Fat embolism syndrome

Incidence in Plastic Surgery
 Abdominoplasty – 1%
 Liposuction – case reports
o 3 post mortems (J Forensic Sci 2002) showed 2 were due to FES, the other
from fluid overload.
2 theories
1) mechanical - large fat droplets are released into the venous system. These
droplets are deposited in the pulmonary capillary beds and travel through
arteriovenous shunts to the brain. Microvascular lodging of droplets produces
local ischemia and inflammation, with concomitant release of inflammatory

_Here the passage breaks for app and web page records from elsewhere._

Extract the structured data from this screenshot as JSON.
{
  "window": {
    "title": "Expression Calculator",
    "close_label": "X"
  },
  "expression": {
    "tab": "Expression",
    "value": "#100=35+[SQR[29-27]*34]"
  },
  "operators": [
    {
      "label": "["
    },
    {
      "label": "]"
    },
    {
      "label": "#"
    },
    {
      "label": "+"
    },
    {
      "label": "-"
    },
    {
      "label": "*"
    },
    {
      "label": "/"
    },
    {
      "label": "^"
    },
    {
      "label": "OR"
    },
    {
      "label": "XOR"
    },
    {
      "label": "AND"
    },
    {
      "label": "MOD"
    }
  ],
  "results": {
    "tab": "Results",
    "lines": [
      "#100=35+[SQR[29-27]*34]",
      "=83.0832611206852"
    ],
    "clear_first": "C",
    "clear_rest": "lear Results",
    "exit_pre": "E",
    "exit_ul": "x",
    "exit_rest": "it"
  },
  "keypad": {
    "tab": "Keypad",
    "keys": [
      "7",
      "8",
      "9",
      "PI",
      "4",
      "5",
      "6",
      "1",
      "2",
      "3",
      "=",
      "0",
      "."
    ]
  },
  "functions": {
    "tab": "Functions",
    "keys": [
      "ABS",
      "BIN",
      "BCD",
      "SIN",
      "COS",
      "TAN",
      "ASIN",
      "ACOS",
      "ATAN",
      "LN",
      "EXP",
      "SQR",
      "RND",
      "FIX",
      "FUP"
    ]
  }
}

mediators, platelet aggregation, and vasoactive amines.
2) biochemical theory - circulating or hydrolyzed free fatty acids in the
pulmonary system activate acute-phase reactants, such as C-reactive proteins,
and causes damage to the endothelial cells and pneumocytes. above. The
biochemical theory helps explain delayed onset of fat embolism syndrome.
 After being trapped in the pulmonary capillaries and hydrolyzed by a pulmonary
lipase, free fatty acids cause direct toxic damage of the microvascular and
alveolocapillary units and subsequently cause release of vasoactive amines and
 The histopathology of FES is characterized by interstitial edema, transudate,
and later exudate in the alveoli, the death of type II pneumocytes, and hyaline
membrane formation.
 Fat embolism is a clinical diagnosis.
 Characterised by fever, acute respiratory failure, global neurologic
dysfunction, and petechial rash occurring within 12-72 hours after surgery
without evidence of cardiogenic pulmonary edema or sepsis
 10-20% mortality rate
CVS - Early persistent tachycardia
CNS – acute delirium, stupor, seizures, or coma
Resp - tachypneic, dyspneic, and hypoxic often febrile
Skin (20-50%) – reddish-brown nonpalpable petechiae developing over the upper
body, particularly in the axillae, within 24-36 hours of injury.
Eyes - Subconjunctival and oral hemorrhages and petechiae also appear. Retinal
hemorrhages with intra-arterial fat globules are visible upon funduscopic
ABG – increased AA gradient
FBC - Thrombocytopenia, anemia, and hypofibrinogenemia
CXR - diffuse bilateral pulmonary infiltrates within 24-48 hours of onset
VQ scan - often normal
Pulmonary angiogram – rarely diagnostic
Bronchoscopy lavage – most diagnostic - fat laden macrophages
 maintenance of adequate oxygenation and ventilation and stable
 In most case reports - aggressive haemodynamic and respiratory support over
1-2 weeks required
 blood products as clinically indicated
 hydration
 prophylaxis of deep venous thrombosis and stress-related gastrointestinal
 nutrition.
 Consider use of steroids – may be used as prophylaxis